[Provided records]
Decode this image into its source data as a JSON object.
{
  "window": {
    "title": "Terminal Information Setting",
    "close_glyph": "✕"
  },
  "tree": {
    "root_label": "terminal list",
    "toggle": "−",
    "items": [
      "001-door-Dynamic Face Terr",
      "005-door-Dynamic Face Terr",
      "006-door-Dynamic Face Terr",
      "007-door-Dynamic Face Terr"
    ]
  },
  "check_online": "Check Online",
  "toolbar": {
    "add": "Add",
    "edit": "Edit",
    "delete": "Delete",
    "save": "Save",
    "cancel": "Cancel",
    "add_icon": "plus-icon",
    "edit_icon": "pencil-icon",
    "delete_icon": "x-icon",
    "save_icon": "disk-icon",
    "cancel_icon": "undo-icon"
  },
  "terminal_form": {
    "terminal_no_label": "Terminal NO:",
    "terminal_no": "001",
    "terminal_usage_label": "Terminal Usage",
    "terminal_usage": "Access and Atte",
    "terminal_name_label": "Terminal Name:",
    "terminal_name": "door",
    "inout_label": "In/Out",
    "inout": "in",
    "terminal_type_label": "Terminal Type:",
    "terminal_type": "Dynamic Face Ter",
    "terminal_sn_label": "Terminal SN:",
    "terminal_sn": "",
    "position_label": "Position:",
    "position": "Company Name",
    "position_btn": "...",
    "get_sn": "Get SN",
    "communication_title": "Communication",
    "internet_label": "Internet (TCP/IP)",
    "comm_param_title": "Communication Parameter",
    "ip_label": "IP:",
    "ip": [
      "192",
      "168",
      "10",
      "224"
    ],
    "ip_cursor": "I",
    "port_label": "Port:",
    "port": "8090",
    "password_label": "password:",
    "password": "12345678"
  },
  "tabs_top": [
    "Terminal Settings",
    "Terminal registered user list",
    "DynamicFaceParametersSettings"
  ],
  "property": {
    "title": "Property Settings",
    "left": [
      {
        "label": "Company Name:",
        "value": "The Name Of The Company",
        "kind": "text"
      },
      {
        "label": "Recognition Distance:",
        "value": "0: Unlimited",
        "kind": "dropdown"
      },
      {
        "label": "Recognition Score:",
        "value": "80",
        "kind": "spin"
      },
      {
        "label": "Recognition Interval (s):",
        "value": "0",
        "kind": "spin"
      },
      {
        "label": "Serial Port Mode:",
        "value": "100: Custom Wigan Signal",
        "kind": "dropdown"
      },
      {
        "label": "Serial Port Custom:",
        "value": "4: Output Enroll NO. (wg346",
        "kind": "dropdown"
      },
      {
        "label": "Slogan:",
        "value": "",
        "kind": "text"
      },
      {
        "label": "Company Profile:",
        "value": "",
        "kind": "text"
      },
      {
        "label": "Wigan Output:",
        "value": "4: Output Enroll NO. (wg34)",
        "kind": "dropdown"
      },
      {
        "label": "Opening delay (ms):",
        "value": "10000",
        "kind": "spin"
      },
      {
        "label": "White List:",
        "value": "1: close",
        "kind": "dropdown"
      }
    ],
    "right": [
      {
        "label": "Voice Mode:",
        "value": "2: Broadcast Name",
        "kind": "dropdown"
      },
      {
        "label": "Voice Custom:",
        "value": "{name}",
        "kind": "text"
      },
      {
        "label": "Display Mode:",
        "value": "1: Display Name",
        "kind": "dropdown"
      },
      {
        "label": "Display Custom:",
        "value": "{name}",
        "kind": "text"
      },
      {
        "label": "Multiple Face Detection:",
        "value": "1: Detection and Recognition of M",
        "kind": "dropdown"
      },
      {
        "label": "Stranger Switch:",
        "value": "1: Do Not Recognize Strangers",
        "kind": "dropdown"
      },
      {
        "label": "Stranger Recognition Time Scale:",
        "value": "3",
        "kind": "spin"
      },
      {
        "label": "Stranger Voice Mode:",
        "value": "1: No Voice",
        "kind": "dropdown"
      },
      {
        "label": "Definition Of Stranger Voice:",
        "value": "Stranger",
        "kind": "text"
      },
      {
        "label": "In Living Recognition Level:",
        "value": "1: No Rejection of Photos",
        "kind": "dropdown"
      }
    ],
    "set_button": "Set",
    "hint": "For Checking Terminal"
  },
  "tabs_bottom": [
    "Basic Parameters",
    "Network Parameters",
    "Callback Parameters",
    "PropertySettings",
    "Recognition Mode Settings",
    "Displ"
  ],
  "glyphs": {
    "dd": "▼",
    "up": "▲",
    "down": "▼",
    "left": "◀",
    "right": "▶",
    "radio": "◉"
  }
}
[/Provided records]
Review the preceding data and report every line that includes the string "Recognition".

        "label": "Recognition Distance:",
        "label": "Recognition Score:",
        "label": "Recognition Interval (s):",
        "value": "1: Detection and Recognition of M",
        "label": "Stranger Recognition Time Scale:",
        "label": "In Living Recognition Level:",
    "Recognition Mode Settings",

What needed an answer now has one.